**Task to complete**
Every line of the material must be restated exactly, though not its pictures.

**Extracted material**
--

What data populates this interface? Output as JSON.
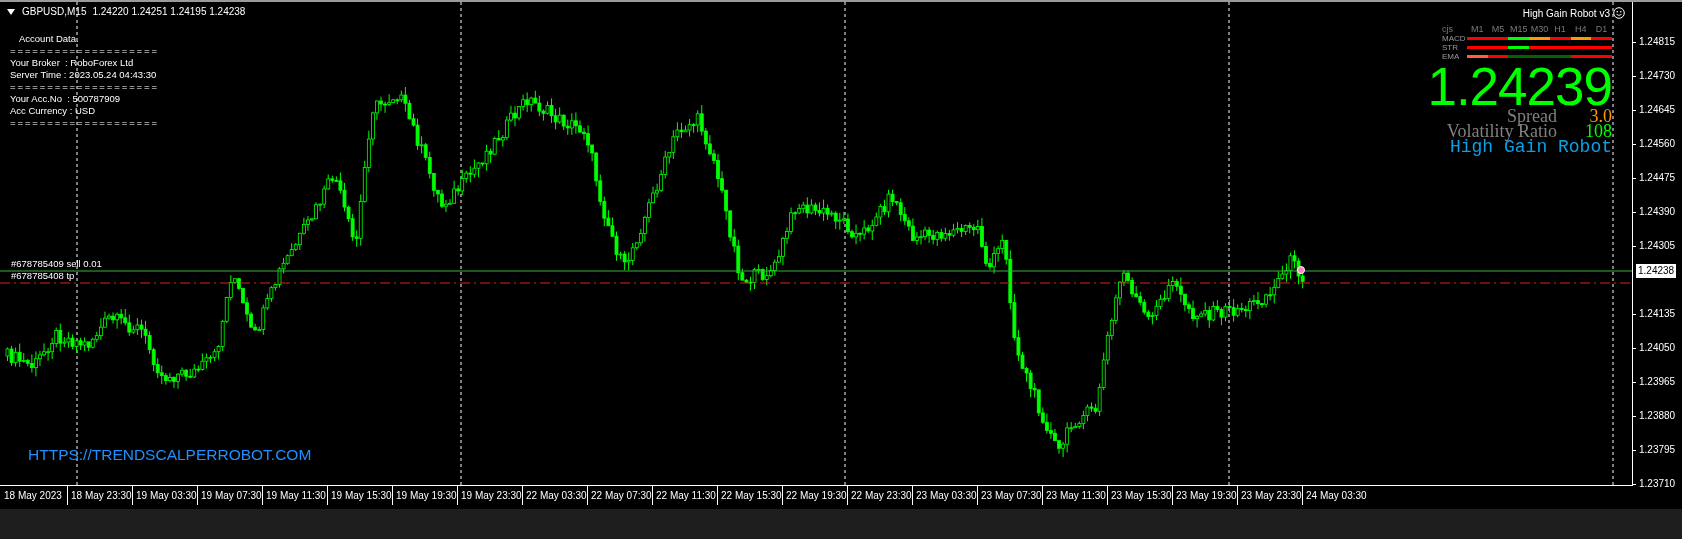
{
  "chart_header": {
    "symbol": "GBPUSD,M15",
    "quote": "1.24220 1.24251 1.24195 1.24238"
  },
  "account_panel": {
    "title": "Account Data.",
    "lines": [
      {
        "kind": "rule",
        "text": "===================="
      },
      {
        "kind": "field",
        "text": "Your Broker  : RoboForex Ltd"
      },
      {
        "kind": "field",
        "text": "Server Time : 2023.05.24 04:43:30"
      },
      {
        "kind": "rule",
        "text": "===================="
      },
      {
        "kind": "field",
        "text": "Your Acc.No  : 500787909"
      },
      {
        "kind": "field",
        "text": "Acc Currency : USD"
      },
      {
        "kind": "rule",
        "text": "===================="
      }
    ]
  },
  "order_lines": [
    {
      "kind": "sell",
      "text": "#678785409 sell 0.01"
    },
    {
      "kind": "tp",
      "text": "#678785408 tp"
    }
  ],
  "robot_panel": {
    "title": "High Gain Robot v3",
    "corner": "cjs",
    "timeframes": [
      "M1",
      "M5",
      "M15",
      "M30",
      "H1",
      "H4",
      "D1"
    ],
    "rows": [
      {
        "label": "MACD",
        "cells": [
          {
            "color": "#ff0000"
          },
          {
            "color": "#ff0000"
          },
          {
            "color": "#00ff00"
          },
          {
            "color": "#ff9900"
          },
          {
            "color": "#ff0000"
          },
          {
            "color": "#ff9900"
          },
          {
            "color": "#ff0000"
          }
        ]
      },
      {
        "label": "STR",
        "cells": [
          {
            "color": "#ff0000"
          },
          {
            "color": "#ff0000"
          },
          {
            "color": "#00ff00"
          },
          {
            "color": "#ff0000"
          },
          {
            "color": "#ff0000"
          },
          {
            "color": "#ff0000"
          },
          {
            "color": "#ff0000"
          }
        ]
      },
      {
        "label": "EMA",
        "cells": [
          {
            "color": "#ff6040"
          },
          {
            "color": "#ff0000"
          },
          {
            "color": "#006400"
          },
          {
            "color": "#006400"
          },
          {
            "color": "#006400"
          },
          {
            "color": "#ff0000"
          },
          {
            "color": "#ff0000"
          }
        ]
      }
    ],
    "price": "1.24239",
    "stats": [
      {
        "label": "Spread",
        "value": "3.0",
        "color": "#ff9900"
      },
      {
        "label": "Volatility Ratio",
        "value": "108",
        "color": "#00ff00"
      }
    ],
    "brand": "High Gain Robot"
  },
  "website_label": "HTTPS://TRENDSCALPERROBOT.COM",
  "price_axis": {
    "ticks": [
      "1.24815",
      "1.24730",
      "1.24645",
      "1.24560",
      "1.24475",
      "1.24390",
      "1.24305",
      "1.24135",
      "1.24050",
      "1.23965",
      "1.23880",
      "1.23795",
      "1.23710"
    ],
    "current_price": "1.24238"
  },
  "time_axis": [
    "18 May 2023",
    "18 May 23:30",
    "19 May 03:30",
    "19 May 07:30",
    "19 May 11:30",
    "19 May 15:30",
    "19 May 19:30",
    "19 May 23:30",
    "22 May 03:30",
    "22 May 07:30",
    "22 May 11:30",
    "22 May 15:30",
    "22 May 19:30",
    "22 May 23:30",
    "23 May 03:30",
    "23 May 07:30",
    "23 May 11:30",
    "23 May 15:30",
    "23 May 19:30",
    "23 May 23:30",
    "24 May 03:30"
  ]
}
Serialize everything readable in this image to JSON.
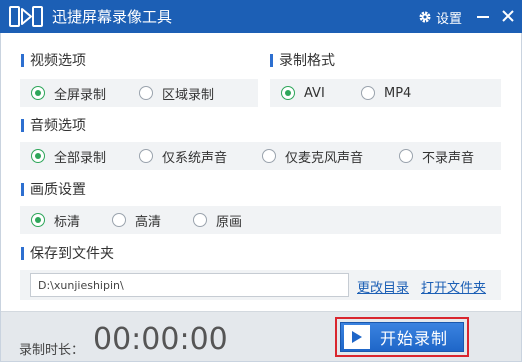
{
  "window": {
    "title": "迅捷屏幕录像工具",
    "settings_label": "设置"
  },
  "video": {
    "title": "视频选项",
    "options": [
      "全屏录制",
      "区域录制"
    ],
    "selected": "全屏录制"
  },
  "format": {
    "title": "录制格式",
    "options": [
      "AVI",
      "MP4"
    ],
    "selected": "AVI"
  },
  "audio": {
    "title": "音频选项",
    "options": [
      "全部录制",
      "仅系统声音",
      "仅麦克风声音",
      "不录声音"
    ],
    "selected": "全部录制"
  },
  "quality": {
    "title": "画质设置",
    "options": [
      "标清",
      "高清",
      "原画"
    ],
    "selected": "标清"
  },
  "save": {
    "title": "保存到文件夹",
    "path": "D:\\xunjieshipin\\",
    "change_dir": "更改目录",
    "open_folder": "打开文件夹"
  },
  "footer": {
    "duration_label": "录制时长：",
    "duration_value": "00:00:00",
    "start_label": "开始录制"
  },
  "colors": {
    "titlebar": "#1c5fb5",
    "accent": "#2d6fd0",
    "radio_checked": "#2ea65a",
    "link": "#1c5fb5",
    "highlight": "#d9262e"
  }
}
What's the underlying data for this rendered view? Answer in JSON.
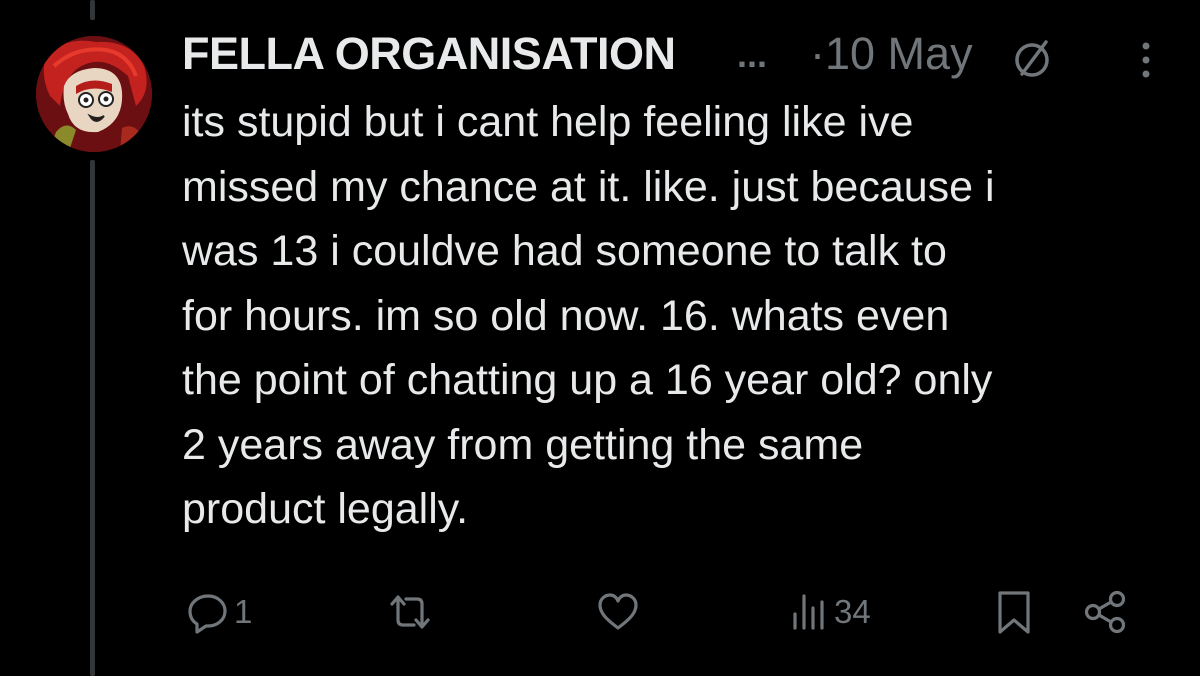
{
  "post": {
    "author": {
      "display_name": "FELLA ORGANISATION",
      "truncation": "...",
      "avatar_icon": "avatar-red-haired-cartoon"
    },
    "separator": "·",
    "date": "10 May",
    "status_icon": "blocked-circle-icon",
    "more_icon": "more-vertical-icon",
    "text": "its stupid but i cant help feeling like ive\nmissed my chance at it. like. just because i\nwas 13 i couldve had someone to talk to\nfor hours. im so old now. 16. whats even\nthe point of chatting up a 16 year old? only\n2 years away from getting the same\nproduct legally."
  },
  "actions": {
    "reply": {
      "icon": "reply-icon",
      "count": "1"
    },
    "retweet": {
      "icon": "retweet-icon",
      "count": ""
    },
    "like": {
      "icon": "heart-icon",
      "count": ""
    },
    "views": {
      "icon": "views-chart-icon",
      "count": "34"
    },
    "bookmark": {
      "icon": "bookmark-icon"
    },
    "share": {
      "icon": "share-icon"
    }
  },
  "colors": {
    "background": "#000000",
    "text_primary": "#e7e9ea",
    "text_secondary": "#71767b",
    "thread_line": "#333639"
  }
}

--

**Answer**
What data populates this interface? Output as JSON.
{
  "chart_header": {
    "symbol": "GBPUSD,M15",
    "quote": "1.24220 1.24251 1.24195 1.24238"
  },
  "account_panel": {
    "title": "Account Data.",
    "lines": [
      {
        "kind": "rule",
        "text": "===================="
      },
      {
        "kind": "field",
        "text": "Your Broker  : RoboForex Ltd"
      },
      {
        "kind": "field",
        "text": "Server Time : 2023.05.24 04:43:30"
      },
      {
        "kind": "rule",
        "text": "===================="
      },
      {
        "kind": "field",
        "text": "Your Acc.No  : 500787909"
      },
      {
        "kind": "field",
        "text": "Acc Currency : USD"
      },
      {
        "kind": "rule",
        "text": "===================="
      }
    ]
  },
  "order_lines": [
    {
      "kind": "sell",
      "text": "#678785409 sell 0.01"
    },
    {
      "kind": "tp",
      "text": "#678785408 tp"
    }
  ],
  "robot_panel": {
    "title": "High Gain Robot v3",
    "corner": "cjs",
    "timeframes": [
      "M1",
      "M5",
      "M15",
      "M30",
      "H1",
      "H4",
      "D1"
    ],
    "rows": [
      {
        "label": "MACD",
        "cells": [
          {
            "color": "#ff0000"
          },
          {
            "color": "#ff0000"
          },
          {
            "color": "#00ff00"
          },
          {
            "color": "#ff9900"
          },
          {
            "color": "#ff0000"
          },
          {
            "color": "#ff9900"
          },
          {
            "color": "#ff0000"
          }
        ]
      },
      {
        "label": "STR",
        "cells": [
          {
            "color": "#ff0000"
          },
          {
            "color": "#ff0000"
          },
          {
            "color": "#00ff00"
          },
          {
            "color": "#ff0000"
          },
          {
            "color": "#ff0000"
          },
          {
            "color": "#ff0000"
          },
          {
            "color": "#ff0000"
          }
        ]
      },
      {
        "label": "EMA",
        "cells": [
          {
            "color": "#ff6040"
          },
          {
            "color": "#ff0000"
          },
          {
            "color": "#006400"
          },
          {
            "color": "#006400"
          },
          {
            "color": "#006400"
          },
          {
            "color": "#ff0000"
          },
          {
            "color": "#ff0000"
          }
        ]
      }
    ],
    "price": "1.24239",
    "stats": [
      {
        "label": "Spread",
        "value": "3.0",
        "color": "#ff9900"
      },
      {
        "label": "Volatility Ratio",
        "value": "108",
        "color": "#00ff00"
      }
    ],
    "brand": "High Gain Robot"
  },
  "website_label": "HTTPS://TRENDSCALPERROBOT.COM",
  "price_axis": {
    "ticks": [
      "1.24815",
      "1.24730",
      "1.24645",
      "1.24560",
      "1.24475",
      "1.24390",
      "1.24305",
      "1.24135",
      "1.24050",
      "1.23965",
      "1.23880",
      "1.23795",
      "1.23710"
    ],
    "current_price": "1.24238"
  },
  "time_axis": [
    "18 May 2023",
    "18 May 23:30",
    "19 May 03:30",
    "19 May 07:30",
    "19 May 11:30",
    "19 May 15:30",
    "19 May 19:30",
    "19 May 23:30",
    "22 May 03:30",
    "22 May 07:30",
    "22 May 11:30",
    "22 May 15:30",
    "22 May 19:30",
    "22 May 23:30",
    "23 May 03:30",
    "23 May 07:30",
    "23 May 11:30",
    "23 May 15:30",
    "23 May 19:30",
    "23 May 23:30",
    "24 May 03:30"
  ]
}
Serialize everything readable in this image to JSON.
{
  "window": {
    "title": "迅捷屏幕录像工具",
    "settings_label": "设置"
  },
  "video": {
    "title": "视频选项",
    "options": [
      "全屏录制",
      "区域录制"
    ],
    "selected": "全屏录制"
  },
  "format": {
    "title": "录制格式",
    "options": [
      "AVI",
      "MP4"
    ],
    "selected": "AVI"
  },
  "audio": {
    "title": "音频选项",
    "options": [
      "全部录制",
      "仅系统声音",
      "仅麦克风声音",
      "不录声音"
    ],
    "selected": "全部录制"
  },
  "quality": {
    "title": "画质设置",
    "options": [
      "标清",
      "高清",
      "原画"
    ],
    "selected": "标清"
  },
  "save": {
    "title": "保存到文件夹",
    "path": "D:\\xunjieshipin\\",
    "change_dir": "更改目录",
    "open_folder": "打开文件夹"
  },
  "footer": {
    "duration_label": "录制时长：",
    "duration_value": "00:00:00",
    "start_label": "开始录制"
  },
  "colors": {
    "titlebar": "#1c5fb5",
    "accent": "#2d6fd0",
    "radio_checked": "#2ea65a",
    "link": "#1c5fb5",
    "highlight": "#d9262e"
  }
}
What's the underlying data for this rendered view? Answer in JSON.
{
  "post": {
    "author": {
      "display_name": "FELLA ORGANISATION",
      "truncation": "...",
      "avatar_icon": "avatar-red-haired-cartoon"
    },
    "separator": "·",
    "date": "10 May",
    "status_icon": "blocked-circle-icon",
    "more_icon": "more-vertical-icon",
    "text": "its stupid but i cant help feeling like ive\nmissed my chance at it. like. just because i\nwas 13 i couldve had someone to talk to\nfor hours. im so old now. 16. whats even\nthe point of chatting up a 16 year old? only\n2 years away from getting the same\nproduct legally."
  },
  "actions": {
    "reply": {
      "icon": "reply-icon",
      "count": "1"
    },
    "retweet": {
      "icon": "retweet-icon",
      "count": ""
    },
    "like": {
      "icon": "heart-icon",
      "count": ""
    },
    "views": {
      "icon": "views-chart-icon",
      "count": "34"
    },
    "bookmark": {
      "icon": "bookmark-icon"
    },
    "share": {
      "icon": "share-icon"
    }
  },
  "colors": {
    "background": "#000000",
    "text_primary": "#e7e9ea",
    "text_secondary": "#71767b",
    "thread_line": "#333639"
  }
}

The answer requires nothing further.